Task to carry out:
Please report how many lines of the listing contain the string "folder", giving the number only.

Records shown:
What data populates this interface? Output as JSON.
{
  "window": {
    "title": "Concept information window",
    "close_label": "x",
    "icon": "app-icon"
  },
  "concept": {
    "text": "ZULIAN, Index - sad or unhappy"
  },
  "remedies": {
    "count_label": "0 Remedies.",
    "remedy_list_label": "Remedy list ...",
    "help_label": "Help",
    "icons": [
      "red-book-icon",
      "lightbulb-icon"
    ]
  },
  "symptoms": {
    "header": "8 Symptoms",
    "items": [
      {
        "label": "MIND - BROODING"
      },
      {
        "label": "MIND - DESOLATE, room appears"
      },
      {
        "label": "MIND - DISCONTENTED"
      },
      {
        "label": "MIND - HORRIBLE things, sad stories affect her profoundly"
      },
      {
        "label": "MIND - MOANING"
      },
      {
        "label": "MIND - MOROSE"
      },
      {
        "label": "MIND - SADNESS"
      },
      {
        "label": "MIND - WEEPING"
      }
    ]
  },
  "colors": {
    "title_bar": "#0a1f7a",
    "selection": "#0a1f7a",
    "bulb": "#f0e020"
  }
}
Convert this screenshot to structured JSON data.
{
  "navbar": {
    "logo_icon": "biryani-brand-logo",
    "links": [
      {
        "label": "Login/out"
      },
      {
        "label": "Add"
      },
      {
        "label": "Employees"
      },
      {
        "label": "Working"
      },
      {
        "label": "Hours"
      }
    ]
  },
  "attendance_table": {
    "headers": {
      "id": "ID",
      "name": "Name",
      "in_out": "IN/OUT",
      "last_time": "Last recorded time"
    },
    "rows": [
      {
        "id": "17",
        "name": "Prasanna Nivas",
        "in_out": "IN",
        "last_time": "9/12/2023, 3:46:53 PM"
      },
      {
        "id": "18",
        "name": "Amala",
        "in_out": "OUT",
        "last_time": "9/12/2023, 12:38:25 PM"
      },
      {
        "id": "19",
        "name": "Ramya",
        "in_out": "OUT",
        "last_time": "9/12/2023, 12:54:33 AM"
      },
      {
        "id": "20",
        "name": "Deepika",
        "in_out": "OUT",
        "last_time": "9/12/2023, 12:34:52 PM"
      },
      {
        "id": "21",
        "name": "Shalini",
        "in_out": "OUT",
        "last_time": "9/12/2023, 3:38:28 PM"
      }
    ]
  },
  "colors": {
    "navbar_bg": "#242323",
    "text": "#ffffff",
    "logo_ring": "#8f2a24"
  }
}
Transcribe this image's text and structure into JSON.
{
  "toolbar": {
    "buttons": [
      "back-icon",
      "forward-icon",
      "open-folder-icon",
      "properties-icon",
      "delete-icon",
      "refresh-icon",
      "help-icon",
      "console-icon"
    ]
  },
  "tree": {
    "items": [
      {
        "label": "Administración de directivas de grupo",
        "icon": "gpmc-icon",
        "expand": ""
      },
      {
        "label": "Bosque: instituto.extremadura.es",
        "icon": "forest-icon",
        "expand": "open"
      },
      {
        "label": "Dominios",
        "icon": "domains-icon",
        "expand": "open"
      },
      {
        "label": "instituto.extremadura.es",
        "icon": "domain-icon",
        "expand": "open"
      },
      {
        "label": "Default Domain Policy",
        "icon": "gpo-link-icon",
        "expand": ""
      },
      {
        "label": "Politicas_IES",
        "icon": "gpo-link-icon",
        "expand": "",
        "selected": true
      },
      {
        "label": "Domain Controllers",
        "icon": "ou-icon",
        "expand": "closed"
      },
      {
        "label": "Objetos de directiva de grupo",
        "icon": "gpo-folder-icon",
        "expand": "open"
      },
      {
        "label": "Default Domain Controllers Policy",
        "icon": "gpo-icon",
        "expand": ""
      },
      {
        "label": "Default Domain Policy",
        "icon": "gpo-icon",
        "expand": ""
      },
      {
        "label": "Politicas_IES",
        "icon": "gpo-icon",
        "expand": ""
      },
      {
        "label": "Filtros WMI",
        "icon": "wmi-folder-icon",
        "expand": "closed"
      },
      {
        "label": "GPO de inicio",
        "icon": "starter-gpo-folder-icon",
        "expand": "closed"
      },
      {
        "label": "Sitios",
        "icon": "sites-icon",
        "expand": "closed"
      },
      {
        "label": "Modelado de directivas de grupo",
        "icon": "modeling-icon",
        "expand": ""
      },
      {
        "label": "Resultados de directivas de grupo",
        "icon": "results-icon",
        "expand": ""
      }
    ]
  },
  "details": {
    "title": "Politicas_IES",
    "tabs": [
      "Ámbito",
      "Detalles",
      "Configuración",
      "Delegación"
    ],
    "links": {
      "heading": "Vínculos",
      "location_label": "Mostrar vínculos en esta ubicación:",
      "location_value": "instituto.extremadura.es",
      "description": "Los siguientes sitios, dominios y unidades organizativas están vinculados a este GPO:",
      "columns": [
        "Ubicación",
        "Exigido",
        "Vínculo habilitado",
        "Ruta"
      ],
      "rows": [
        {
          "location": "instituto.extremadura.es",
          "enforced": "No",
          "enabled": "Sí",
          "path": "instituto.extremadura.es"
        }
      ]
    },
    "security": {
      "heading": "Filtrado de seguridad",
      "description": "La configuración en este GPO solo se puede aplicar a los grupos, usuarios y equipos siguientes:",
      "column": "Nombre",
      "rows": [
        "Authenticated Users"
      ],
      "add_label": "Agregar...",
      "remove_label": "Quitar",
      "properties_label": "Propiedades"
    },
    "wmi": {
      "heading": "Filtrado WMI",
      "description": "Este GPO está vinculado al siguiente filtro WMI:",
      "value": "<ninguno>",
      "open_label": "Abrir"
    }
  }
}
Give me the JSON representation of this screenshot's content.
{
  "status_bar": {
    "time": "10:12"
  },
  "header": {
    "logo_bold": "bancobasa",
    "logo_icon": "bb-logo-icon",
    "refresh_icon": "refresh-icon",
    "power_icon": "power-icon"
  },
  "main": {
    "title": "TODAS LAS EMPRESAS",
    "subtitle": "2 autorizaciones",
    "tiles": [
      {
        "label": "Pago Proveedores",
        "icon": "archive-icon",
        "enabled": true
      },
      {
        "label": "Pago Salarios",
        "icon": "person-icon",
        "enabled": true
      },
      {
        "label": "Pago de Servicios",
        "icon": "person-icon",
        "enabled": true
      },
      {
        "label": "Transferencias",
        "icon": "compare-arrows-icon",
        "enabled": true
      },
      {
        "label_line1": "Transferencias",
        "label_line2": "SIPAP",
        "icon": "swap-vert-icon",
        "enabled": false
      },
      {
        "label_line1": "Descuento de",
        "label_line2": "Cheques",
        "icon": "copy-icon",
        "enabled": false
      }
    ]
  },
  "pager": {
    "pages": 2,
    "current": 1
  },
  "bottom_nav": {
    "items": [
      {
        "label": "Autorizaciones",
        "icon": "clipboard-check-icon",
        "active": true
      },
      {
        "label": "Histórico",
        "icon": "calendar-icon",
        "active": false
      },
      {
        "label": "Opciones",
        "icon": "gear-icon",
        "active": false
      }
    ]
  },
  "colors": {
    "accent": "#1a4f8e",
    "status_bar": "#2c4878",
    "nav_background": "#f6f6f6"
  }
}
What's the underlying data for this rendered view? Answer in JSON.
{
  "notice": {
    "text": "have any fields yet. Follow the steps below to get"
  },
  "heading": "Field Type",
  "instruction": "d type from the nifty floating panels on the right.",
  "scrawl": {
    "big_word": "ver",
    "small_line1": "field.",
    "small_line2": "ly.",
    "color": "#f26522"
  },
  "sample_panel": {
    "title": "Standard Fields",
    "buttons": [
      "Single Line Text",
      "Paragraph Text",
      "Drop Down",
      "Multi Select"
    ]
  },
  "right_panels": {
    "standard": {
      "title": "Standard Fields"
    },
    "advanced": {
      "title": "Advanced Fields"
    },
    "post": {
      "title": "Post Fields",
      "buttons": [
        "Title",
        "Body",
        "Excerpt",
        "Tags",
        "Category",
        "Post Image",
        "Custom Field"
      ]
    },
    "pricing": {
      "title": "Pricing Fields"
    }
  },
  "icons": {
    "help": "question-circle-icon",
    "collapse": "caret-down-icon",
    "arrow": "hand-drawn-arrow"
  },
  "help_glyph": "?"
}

Response to the exercise:
4